April 2021

Deep Dive, Exits, M&A

David Rangel

Considering M&A: why and when?

This article forms part of our Deep Dive on:

The M&A Playbook for Startup Founders

See more →

This is part 2 in our Deep Dive on M&A for startup founders.


It seems strange to think about “preparing” for M&A as an early stage founder. After all, isn’t it a long time away? And isn’t an IPO the bar all VC-backed founders are aiming for? Isn’t thinking about, let alone mentioning, potentially being acquired a faux pas in VC circles?

We think this view is antiquated and short sighted. Of course, we are not trying to lower anyone’s expectations - we love a good IPO (or direct listing, or SPAC) as much as the next VC. But we think that being aware of the potential dynamics around an eventual exit, and M&A’s role therein, is both realistic and opportunistic.

Why realistic? Because very few companies actually become public. In fact, there is a decades-long trend towards fewer IPOs, with M&A being by far the primary (~90%) form of exit for VC-backed startups [1]. To learn more, we encourage readers to take a look at Michael Mauboussin’s excellent report from mid-2020: Public to Private Equity in the United States: A Long-Term Look.

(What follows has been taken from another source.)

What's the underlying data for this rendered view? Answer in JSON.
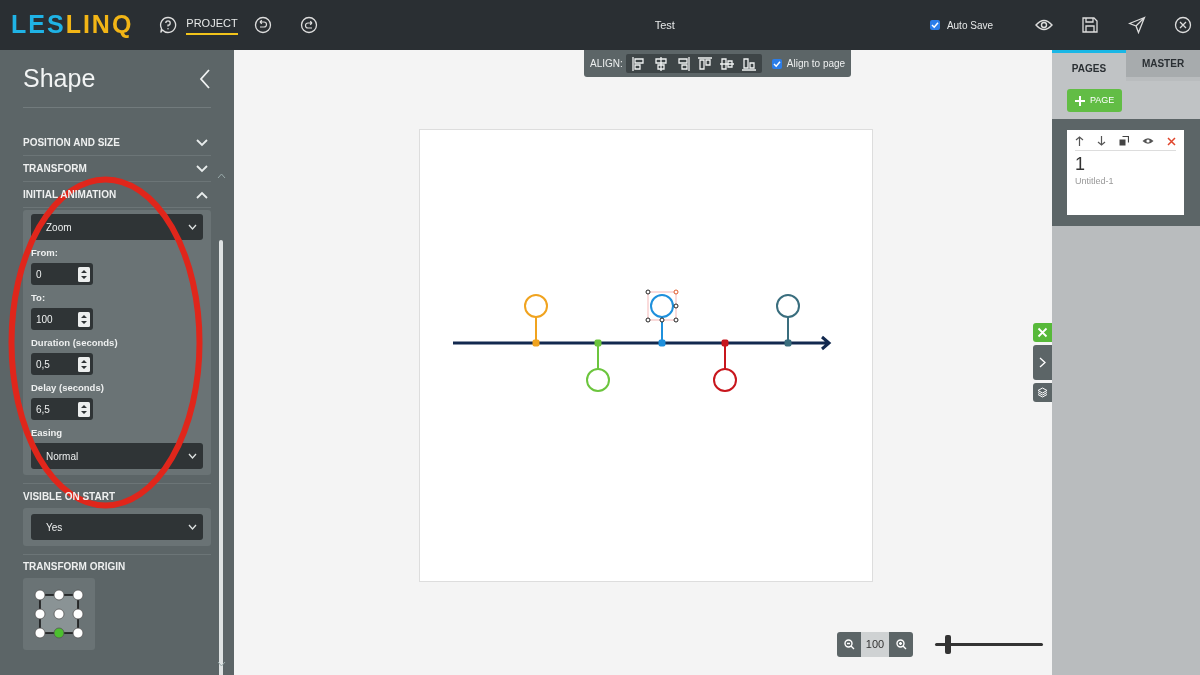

On this specific topic, the key exhibit is on page 45:

Given this data, it would be foolhardy for founders to believe they are 100% destined for public greatness. We encourage and try to help founders to get to a blockbuster IPO, but we also want them to be ready for possible non-public scenarios.

Why opportunistic? We encourage our founders to prepare and be ready for all eventualities. As we’ll see below, an acquisition does not mean you have failed - in fact, it can be the exact opposite. Having the right mindset and preparation can mean the difference between optimizing a process if/when it presents itself and rushing into a half-baked situation.

How may M&A opportunities present themselves? As you can imagine, M&A situations can run the gamut from trying to engineer an “acquihire” all the way to fending off Big Tech giants hell-bent on throwing money at you. The spectrum can be boiled down to three broad scenarios:

  1. It’s your only option - this is the situation that you will hopefully not find yourself in. In this situation, you’ve reached an impasse in your journey and have to fabricate interest in your company or assets. Hopefully you will have something valuable that will interest a buyer, but it could be as dire as just trying to save them the time it would take to hire a similar team.

  2. It’s your best strategic option - you may be doing well, but you see a limit to how far you may be able to go it alone. Or you see the potential in combining with a larger entity and taking advantage of their strengths (e.g., technology, distribution, capital) in order to maximize your impact.

  3. You just can’t say no - you are likely doing great, you are worth a lot of money to an acquirer and they will try to make it worth your while to combine forces. They may even make it so that you, or your Board, find it impossible to walk away.

In all three situations, as different as they are, knowing the key dynamics of M&A and being prepared are extremely important to maximizing your opportunities.

So what should you do? We’ll get into this in the next few posts. But one important place to start is to identify your universe of possible acquirers - you should be aware of who they are. Usually, your potential acquirers will be (in rough order of likelihood):

  • Direct competitors

  • Adjacent or complementary products

  • Channel or supply chain partners

  • Customers

  • Private equity / buyout firms

Once you know who is in your acquirer universe, you can start to get into their heads - both understanding them better and making them aware of you. That’s what the next section in this Deep Dive will cover.


[1] While we are currently (early 2021) in the middle of a SPAC boom of sorts, it’s not clear how long this will continue. And it’s not at all likely that this will reverse the long-term trend towards fewer public companies and IPOs as VC exits.

This article forms part of our Deep Dive on:

The M&A Playbook for Startup Founders

See more →